We were recently visited by a local indigenous community member with the exciting news that a hornbill nest had been found. This is part of a scheme that pays local community members for providing information on hornbill nests so we can then monitor their breeding behaviour.
Thanks to Pak Ajer we were taken to a nest tree that turned out to contain a female Bushy-crested Hornbill Anorrhinus galeritus and at least one chick. When ready to lay eggs, the female will seal herself into a tree hole using mud, leaving a small hole through which she can receive food. Female hornbills must rely on their mate to provide food for her and the chicks. However, for the Bushy-crested Hornbill, it is not only the male that provides food but also offspring from previous years.

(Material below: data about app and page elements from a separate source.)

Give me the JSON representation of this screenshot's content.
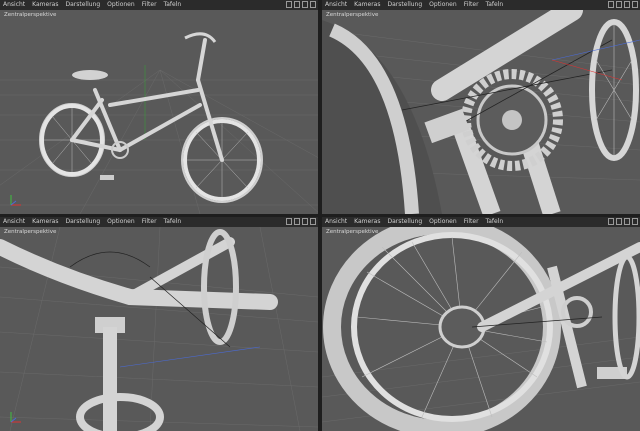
{
  "menu": [
    "Ansicht",
    "Kameras",
    "Darstellung",
    "Optionen",
    "Filter",
    "Tafeln"
  ],
  "viewports": [
    {
      "label": "Zentralperspektive"
    },
    {
      "label": "Zentralperspektive"
    },
    {
      "label": "Zentralperspektive"
    },
    {
      "label": "Zentralperspektive"
    }
  ],
  "colors": {
    "background": "#595959",
    "menubar": "#2b2b2b",
    "model": "#c8c8c8",
    "grid": "#6a6a6a"
  },
  "icons": [
    "move-icon",
    "rotate-icon",
    "zoom-icon",
    "maximize-icon"
  ]
}
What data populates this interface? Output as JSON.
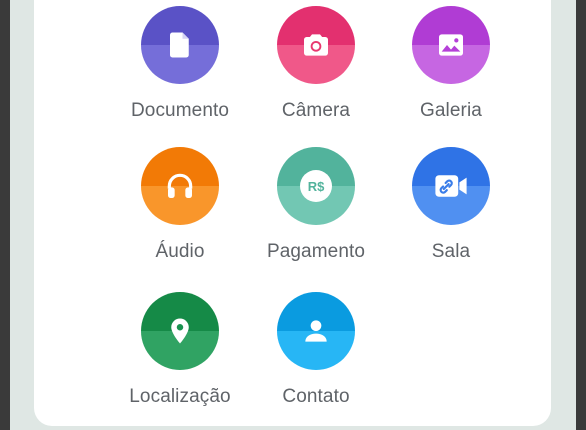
{
  "attach_menu": {
    "items": [
      {
        "label": "Documento",
        "icon": "document-icon",
        "color_top": "#5a52c6",
        "color_bottom": "#6a62d6"
      },
      {
        "label": "Câmera",
        "icon": "camera-icon",
        "color_top": "#e3306f",
        "color_bottom": "#ef4a7f"
      },
      {
        "label": "Galeria",
        "icon": "gallery-icon",
        "color_top": "#b03cd4",
        "color_bottom": "#c25ae0"
      },
      {
        "label": "Áudio",
        "icon": "headphones-icon",
        "color_top": "#f27a06",
        "color_bottom": "#f98e1a"
      },
      {
        "label": "Pagamento",
        "icon": "payment-icon",
        "color_top": "#52b39c",
        "color_bottom": "#67c3ad",
        "icon_text": "R$"
      },
      {
        "label": "Sala",
        "icon": "video-room-icon",
        "color_top": "#2f73e6",
        "color_bottom": "#4287f0"
      },
      {
        "label": "Localização",
        "icon": "location-pin-icon",
        "color_top": "#158a47",
        "color_bottom": "#1f9c56"
      },
      {
        "label": "Contato",
        "icon": "contact-icon",
        "color_top": "#0a9be0",
        "color_bottom": "#15b0f5"
      }
    ]
  }
}
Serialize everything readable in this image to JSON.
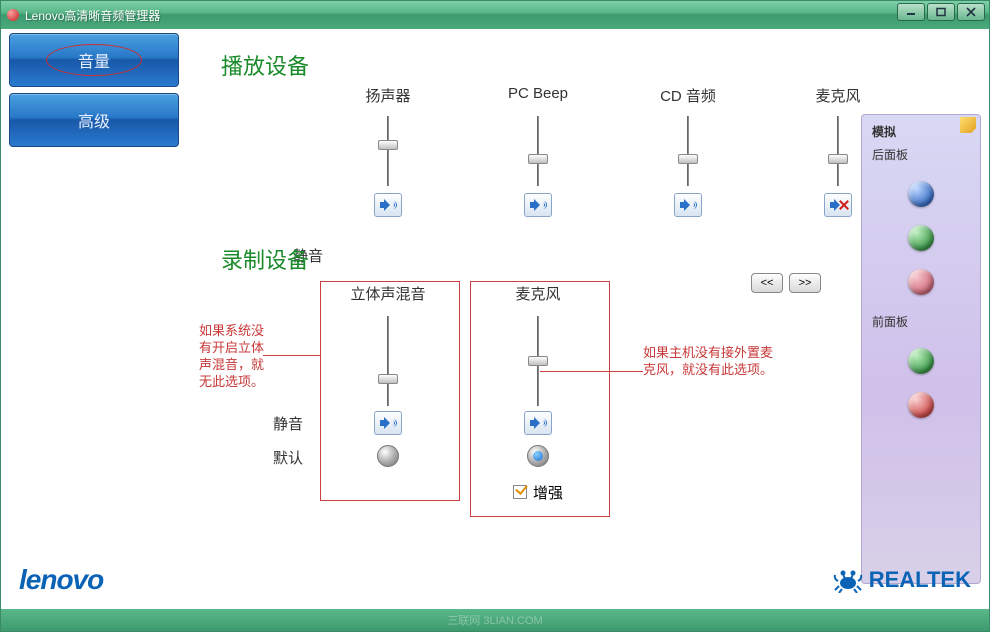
{
  "window": {
    "title": "Lenovo高清晰音频管理器"
  },
  "sidebar": {
    "volume": "音量",
    "advanced": "高级"
  },
  "playback": {
    "title": "播放设备",
    "mute_label": "静音",
    "devices": [
      {
        "name": "扬声器",
        "level": 55,
        "muted": false
      },
      {
        "name": "PC Beep",
        "level": 35,
        "muted": false
      },
      {
        "name": "CD 音频",
        "level": 35,
        "muted": false
      },
      {
        "name": "麦克风",
        "level": 35,
        "muted": true
      }
    ],
    "nav_prev": "<<",
    "nav_next": ">>"
  },
  "record": {
    "title": "录制设备",
    "mute_label": "静音",
    "default_label": "默认",
    "enhance_label": "增强",
    "devices": [
      {
        "name": "立体声混音",
        "level": 30,
        "muted": false,
        "default": false,
        "enhance": null
      },
      {
        "name": "麦克风",
        "level": 50,
        "muted": false,
        "default": true,
        "enhance": true
      }
    ]
  },
  "annotations": {
    "stereo_mix": "如果系统没有开启立体声混音，就无此选项。",
    "mic": "如果主机没有接外置麦克风，就没有此选项。"
  },
  "panel": {
    "title": "模拟",
    "rear": "后面板",
    "front": "前面板"
  },
  "brand": {
    "lenovo": "lenovo",
    "realtek": "REALTEK"
  },
  "footer": "三联网 3LIAN.COM"
}
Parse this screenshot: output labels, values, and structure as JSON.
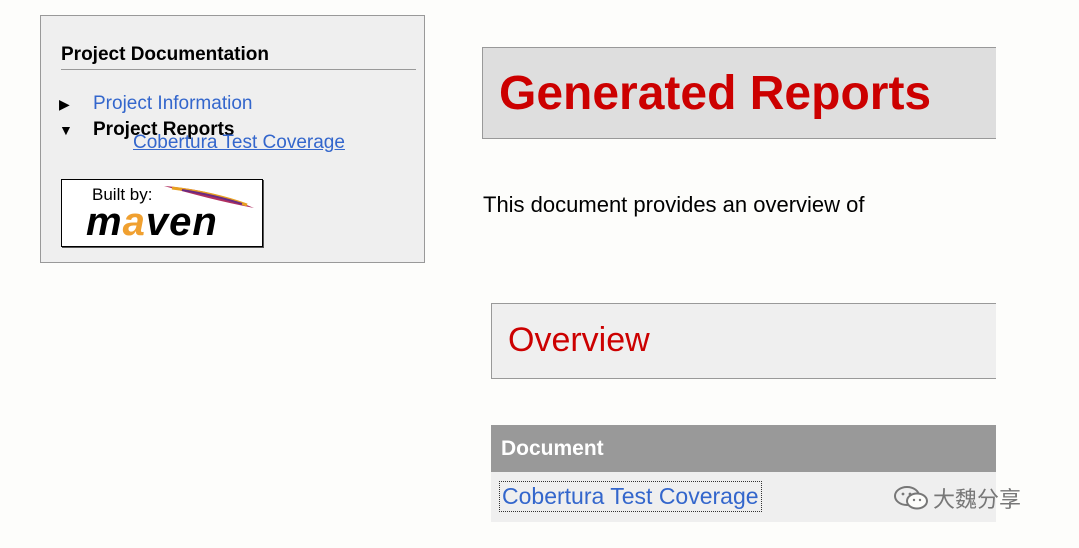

We have been able to sit and watch this wonderful spectacle for many hours, seeing several birds delicately passing fruit through the hole to the waiting female. Pak Ajer told us that this nest had been active for around 4 weeks, which means we expect the female and chicks to break out from the nest in another 8-9 weeks.